The international intelligence alliance “Five Eyes” is passing on intelligence to non-member nations in a move to counter Chinese and Russian influence.
All five member countries of the international intelligence alliance “Five Eyes” have agreed to expand their intelligence network in an effort to counter threats from China, according to recent announcements from government officials. Beginning early this year, all the classified information obtained by the group has been distributed to ‘like-minded’ countries including Germany and Japan.
“Consultations with our allies, with like-minded partners, on how to respond to China’s assertive international strategy have been frequent and are gathering momentum,” a U.S. official told Reuters. “What might have started as ad hoc discussions are now leading to more detailed consultations on best practices and further opportunities for cooperation.”

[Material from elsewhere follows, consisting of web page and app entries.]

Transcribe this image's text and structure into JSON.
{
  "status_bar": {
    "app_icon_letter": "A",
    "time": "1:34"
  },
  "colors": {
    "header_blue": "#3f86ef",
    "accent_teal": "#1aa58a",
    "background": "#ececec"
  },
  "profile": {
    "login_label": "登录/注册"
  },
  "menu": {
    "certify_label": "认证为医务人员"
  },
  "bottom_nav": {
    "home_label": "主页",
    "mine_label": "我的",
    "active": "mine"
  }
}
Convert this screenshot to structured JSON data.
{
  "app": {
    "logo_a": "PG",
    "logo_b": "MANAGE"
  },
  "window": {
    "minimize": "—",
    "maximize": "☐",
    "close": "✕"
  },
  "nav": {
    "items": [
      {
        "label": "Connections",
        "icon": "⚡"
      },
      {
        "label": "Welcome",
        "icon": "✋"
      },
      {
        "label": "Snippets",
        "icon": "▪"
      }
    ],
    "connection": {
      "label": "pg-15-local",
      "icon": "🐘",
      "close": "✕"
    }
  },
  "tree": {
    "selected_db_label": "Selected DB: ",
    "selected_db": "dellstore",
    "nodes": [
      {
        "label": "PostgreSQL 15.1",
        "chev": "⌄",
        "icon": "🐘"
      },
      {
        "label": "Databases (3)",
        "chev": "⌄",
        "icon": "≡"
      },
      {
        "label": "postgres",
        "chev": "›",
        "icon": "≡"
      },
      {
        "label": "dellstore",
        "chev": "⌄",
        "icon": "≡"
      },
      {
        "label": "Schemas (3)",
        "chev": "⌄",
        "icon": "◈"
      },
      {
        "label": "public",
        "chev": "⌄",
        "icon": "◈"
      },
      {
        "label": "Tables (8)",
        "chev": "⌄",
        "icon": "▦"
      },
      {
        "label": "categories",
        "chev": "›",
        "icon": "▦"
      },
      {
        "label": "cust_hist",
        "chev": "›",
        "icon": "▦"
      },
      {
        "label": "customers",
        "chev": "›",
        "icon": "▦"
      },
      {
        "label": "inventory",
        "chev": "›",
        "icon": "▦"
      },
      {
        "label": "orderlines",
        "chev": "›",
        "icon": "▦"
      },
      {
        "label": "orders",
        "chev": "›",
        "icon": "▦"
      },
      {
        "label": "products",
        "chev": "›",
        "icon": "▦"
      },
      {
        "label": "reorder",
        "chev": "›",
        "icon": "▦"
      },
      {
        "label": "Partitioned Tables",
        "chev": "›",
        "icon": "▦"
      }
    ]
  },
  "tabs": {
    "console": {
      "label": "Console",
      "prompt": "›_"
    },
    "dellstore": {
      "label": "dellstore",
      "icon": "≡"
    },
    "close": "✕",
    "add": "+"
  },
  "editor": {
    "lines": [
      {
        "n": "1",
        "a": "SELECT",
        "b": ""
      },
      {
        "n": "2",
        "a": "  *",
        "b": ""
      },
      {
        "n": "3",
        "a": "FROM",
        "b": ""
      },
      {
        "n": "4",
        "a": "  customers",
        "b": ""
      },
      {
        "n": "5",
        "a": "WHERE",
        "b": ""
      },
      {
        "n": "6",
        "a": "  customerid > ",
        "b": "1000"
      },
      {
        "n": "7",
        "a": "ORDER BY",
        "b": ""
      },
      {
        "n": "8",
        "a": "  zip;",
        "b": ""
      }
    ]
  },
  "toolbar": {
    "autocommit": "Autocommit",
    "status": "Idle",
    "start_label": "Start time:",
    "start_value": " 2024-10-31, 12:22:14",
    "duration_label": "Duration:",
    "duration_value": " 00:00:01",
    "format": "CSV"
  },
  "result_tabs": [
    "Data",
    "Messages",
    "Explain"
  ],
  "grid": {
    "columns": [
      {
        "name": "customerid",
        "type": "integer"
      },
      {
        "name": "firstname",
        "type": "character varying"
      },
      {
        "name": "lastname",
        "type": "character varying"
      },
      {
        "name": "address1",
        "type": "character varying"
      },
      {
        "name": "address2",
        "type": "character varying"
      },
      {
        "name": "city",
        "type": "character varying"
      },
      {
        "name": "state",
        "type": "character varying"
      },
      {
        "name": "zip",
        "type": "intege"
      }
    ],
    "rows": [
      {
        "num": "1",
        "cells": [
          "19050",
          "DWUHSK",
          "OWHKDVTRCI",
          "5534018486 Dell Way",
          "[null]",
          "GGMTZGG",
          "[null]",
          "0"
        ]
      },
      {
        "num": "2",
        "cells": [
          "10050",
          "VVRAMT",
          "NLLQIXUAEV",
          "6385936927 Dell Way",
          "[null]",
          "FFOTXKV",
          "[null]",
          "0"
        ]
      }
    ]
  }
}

Five Eyes is a five-nation alliance comprised of the U.S., Australia, Canada, the U.K. and New Zealand. The alliance was set up after World War II under the cooperation of UKUSA or The United Kingdom–United States of America Agreement to contain the Soviet Union at that time. The group became an international headline in 2013 after whistleblower Edward Snowden leaked the alliance’s intelligence activities to several mainstream media outlets.
According to seven government officials from four out of the five alliance members, countries such as Japan, France, and Germany have received the alliance’s information on China’s activities, as Reuters reported.
They claimed involving the other countries and thus, creating an unofficial extension of the alliance, is in response to growing concerns regarding foreign interference, particularly as related to China.
Besides China, the information shared also touched on issues related to Russia, several officials said.
Why is Five Eyes worrying about the rise of China?
China has increasingly exerted its economic influence around the world, which the alliance and the West believes is driven by political interests – an allegation Beijing repeatedly denies. China is believed to have launched intelligence and digital attacks on Western countries, aimed at secretly stealing trade information from major corporations.
Last Wednesday, Belgian and U.S. authorities arrested a Chinese national accused of stealing trade information from General Electrics.
China and the U.S. have been involved in a trade war by increasing tariffs on imported products from each other. Earlier this month, U.S. Vice President Mike Pence accused Beijing of meddling in U.S. domestic affairs by targeting their tariffs at Republican states and providing grants in an attempt to coerce entrepreneurs, film studios, universities, journalists, and government and local officials. The Chinese government snubbed the accusation.
As Washington and its allies express concern over China’s aggression, experts remark that Beijing‘s operation is sometimes seen as subtle and undetected.
“The low-cost, high-impact, and virtually nonexistent consequences for these [influence] tactics are encouraging a multitude of nations to employ them,” John Watts, a nonresident senior fellow in the Atlantic Council’s Scowcroft Center for Strategy and Security told the Atlantic.
The U.S. also sees China’s growing military as “alarming” after a Chinese warship almost hit a U.S. destroyer in the contested South China Sea in early October.
A U.S. official claimed that the Chinese ship maneuver was “unprofessional and unsafe”.
Chinese Financial ‘Honey Traps’
China also lures in other countries with investments, seen by many as debt-traps. Malawi, for example, decided to cut ties with Taiwan after being wooed by a $6 billion Chinese investment promise in 2008.
Life after the Chinese investment has not proven so easy. Taiwan had opened the Mzuzu hospital specialized in treating people with HIV in the African nation. After severing ties with Taiwan, the hospital failed to complete construction projects and annual funds for the hospital often fell short. In recent years, China has donated more medical supplies and training to help bolster Malawi’s health facilities.
The expansion of Chinese firms in Malawi did not bring the hoped-for boom in prosperity and local people were instead underpaid. As of 2016, Malawi’s GDP was lower than the period before the country buried ties with Taiwan in 2008. In 2011, an anti-China demonstration erupted.
Russia and China Deepen Ties
The increasing tension between the U.S. and both China and Russia is triggering increased military cooperation between China and Russia.
At a meeting with his Russian counterpart Sergei Shouigu last April, Chinese Defense Minister General Wei Fenghe said his country would boost military cooperation with the Kremlin.
Wei’s visit to Russia as China’s new defense chief was seen as a bold step and a warning to the U.S. about cooperation between the two former Communist rivals.
“I am visiting Russia as a new defense minister of China to show the world a high level of development of our bilateral relations and firm determination of our armed forces to strengthen strategic cooperation,” Wei said during his Moscow visit.
But now as China and Russia grow closer, the Five Eyes Alliance may be countering by growing to an eight eyes alliance.